  • 16” MacBook Pro, late 2016 – I bought the touchbar MacBook Pro just a month or two after its release. I’ve experienced most of the common annoyances: the touchbar is basically useless, made worse by the loss of a physical escape key; the keyboard feels not so much bad as just weird, which makes it very hard to switch between the laptop and normal external keyboards (which I use often); the lack of USB-A and HDMI ports is regularly frustrating and has probably resulted in me spending $100 in dongles. So it has some problems. But despite all that, this machine has been a workhorse and endured a huge amount of abuse – it comes with me everywhere, gets bounced around in my backpack, and serves as a testing-ground for all kinds of software tools I want to try out. It’s not noticeably worse in any way than the day I bought it, which was over 3 years ago. The introduction of Sidecar, the tool for using an iPad as an external display, has made me like my Mac all the more. I’ll probably upgrade the at the next major Mac update, but more out of curiousity than necessity.

  • iPad Pro, early 2018 – I have the last iPad Pro without USB-C, meaning it still has bezels and Touch ID. It’s much less integral to my life than my iPhone or Mac, but I’ve still loved having it. I use it mainly for reading and videos, and it seems like the consensus is that those are what iPads are good for. But, as mentioned above, Sidecar has led to me taking my iPad everywhere over the last few months. I’m dying to upgrade to a new iPad Pro, for the larger screen, Face ID, and better Apple Pencil, but am waiting for Apple’s rumored Spring event and the likely iPad Pro update with it.
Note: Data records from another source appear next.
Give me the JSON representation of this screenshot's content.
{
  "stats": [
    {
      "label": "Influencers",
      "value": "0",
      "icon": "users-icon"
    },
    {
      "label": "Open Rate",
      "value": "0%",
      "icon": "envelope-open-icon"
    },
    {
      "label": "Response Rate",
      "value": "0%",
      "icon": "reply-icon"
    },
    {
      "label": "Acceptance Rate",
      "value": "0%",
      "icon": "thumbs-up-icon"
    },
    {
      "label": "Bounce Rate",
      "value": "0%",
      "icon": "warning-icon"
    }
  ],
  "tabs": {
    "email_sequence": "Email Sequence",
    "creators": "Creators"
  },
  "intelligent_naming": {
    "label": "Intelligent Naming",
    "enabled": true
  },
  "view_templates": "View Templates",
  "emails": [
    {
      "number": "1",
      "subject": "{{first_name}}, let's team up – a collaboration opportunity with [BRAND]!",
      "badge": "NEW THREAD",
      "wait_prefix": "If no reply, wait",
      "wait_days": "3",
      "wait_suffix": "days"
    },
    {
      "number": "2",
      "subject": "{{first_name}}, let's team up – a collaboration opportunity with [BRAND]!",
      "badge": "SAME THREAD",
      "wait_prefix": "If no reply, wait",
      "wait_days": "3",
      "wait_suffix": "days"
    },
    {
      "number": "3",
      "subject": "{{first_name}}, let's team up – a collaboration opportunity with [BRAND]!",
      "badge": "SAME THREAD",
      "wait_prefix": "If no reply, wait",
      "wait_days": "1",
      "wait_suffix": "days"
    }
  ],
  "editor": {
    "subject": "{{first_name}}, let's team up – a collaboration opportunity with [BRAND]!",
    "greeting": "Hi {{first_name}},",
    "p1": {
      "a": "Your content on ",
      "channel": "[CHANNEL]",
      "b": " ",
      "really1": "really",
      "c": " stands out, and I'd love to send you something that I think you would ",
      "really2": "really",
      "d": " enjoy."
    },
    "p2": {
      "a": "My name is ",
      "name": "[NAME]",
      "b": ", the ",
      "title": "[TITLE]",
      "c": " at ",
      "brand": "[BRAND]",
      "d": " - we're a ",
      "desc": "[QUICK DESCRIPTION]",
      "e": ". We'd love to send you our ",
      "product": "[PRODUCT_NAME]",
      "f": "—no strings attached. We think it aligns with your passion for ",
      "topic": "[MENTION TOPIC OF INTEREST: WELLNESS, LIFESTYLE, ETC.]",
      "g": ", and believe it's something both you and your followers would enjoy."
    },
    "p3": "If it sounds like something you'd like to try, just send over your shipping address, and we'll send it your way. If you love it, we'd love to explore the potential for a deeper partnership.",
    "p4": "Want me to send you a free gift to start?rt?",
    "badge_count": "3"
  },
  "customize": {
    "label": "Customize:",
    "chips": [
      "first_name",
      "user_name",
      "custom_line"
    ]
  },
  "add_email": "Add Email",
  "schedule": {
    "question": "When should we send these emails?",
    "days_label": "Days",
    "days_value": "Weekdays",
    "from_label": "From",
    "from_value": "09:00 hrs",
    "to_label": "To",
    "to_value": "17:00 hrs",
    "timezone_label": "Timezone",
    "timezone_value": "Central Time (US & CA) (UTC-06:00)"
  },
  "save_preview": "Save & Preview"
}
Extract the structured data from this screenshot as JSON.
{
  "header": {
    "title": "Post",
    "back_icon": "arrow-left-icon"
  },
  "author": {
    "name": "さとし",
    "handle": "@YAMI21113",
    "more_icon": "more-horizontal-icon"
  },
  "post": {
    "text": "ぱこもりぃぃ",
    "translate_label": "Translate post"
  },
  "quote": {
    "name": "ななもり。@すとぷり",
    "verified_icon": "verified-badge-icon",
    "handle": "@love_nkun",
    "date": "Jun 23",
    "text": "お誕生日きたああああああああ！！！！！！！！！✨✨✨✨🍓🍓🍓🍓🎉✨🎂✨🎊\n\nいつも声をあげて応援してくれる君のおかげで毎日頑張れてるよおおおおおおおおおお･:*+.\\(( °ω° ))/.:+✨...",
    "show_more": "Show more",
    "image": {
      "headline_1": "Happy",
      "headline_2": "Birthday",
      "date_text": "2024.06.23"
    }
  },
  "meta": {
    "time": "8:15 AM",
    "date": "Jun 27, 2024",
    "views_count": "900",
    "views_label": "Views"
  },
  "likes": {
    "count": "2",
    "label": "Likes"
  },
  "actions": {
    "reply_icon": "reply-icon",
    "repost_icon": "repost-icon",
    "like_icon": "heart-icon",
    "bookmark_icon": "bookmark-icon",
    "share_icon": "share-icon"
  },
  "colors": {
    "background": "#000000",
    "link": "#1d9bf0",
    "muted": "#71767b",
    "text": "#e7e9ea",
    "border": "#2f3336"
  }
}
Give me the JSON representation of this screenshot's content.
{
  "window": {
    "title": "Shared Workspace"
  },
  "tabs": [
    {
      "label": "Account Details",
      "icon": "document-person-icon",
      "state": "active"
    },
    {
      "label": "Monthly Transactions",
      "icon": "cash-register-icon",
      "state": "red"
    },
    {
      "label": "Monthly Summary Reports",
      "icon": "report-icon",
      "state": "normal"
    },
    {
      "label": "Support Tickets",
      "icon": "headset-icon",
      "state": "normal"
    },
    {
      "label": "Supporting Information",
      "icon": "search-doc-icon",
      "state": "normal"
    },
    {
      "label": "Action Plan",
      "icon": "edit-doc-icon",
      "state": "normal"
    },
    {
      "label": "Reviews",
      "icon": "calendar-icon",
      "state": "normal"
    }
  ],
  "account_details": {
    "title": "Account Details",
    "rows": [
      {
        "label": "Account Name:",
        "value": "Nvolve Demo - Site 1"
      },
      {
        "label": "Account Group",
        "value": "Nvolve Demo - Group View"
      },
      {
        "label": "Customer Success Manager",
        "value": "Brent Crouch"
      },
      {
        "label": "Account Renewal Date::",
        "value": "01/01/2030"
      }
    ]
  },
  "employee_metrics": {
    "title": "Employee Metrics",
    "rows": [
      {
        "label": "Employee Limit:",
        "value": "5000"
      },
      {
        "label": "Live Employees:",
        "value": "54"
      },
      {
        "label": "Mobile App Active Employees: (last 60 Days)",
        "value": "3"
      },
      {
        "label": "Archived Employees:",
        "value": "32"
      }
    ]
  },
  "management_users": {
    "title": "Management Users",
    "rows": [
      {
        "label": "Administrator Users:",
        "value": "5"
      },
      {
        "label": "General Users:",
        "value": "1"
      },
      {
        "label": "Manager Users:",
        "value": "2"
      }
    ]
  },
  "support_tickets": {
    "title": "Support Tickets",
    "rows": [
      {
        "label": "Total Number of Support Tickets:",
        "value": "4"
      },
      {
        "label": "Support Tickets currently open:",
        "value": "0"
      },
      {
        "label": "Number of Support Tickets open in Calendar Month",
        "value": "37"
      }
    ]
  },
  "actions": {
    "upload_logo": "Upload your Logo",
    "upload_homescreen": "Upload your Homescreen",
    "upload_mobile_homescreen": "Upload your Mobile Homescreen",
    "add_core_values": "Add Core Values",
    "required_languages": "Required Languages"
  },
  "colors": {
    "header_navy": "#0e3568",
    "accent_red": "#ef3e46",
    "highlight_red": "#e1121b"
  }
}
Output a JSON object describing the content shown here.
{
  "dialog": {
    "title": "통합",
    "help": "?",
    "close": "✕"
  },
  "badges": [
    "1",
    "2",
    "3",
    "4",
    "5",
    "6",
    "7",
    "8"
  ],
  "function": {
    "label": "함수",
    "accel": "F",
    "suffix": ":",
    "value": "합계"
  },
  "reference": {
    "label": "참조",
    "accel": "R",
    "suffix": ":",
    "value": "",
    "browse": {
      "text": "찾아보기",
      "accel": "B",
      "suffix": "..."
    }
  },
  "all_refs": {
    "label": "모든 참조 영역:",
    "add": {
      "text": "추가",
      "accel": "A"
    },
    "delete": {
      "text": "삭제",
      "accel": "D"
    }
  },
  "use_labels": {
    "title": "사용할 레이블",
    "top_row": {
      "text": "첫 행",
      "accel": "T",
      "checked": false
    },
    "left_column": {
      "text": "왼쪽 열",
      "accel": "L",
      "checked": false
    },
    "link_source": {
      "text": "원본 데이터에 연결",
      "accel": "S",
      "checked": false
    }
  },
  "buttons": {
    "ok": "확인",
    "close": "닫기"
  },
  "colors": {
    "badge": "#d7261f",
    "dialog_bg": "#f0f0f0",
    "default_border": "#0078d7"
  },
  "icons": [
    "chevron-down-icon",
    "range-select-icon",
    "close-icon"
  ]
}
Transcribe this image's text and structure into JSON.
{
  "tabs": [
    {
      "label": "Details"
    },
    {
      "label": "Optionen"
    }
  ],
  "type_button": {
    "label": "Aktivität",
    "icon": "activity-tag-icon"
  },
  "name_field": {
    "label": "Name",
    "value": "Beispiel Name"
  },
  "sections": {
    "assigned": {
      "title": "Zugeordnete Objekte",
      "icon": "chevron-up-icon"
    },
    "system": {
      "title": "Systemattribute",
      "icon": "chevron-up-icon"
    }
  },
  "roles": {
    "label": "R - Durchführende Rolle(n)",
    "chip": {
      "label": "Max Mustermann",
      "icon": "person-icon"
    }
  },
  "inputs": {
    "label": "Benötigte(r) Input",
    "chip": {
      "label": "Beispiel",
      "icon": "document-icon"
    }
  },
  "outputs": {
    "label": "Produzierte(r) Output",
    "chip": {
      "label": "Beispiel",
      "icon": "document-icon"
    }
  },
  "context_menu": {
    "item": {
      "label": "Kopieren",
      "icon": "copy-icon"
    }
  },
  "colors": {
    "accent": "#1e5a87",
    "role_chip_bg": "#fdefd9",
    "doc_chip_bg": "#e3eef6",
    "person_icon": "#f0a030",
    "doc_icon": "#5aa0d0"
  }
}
  • Desktop Ubuntu Workstation, with Windows Dualbooted – Back in early 2018, I embarked on the somewhat scary challenge of building a desktop PC. It was fun and I learned a lot – but honestly this computer is much more of a toy than a necessity. I like using Ubuntu occasionally to force myself not to get too dependent on MacOS, as it still has a Unix-like command line and filesystem hierarchy. I use Windows mainly for the occasional video gaming, but as a teacher it’s nice to be able to test out certain workflows on the same operating system that most students have, so I have spent many hours trying to get Python and adjacent tools working properly on Windows. Needless to say, this has not endeared that OS to me.

  • AirPods Pro – Ridiculously good. Really. I was a diehard fan of the original Airpods, which achieved an impossible level of unnoticeability – at least once a day, I’d put my hands to my ears to determine whether I was wearing them. Unfortunately the Pros aren’t quite so perfect in this regard, but they’ve improved in every other aspect. The sound quality is great, the noise cancelling almost unbelievable for the form factor, and the comfort still excellent. These have become nearly as indispensable as my phone.

  • Lots of Raspberry Pis – Where would I be without Raspberry Pis? I have one original Pi, four Pi 3s, one Pi 4, two Pi Zeros, and a tinkerboard. Mostly the Pis are great for temporary projects: set it up, try to build something, and wipe and repeat when things go wrong. They’ve been great for learning about networking, web apps, and administering Linux. One Pi 3 is running RetroPie, a very cool retro video game emulator that was very straightforward to set up, and another is running Autodoist, a daemon Python program I set up to automatically manage some aspects of my to-do list.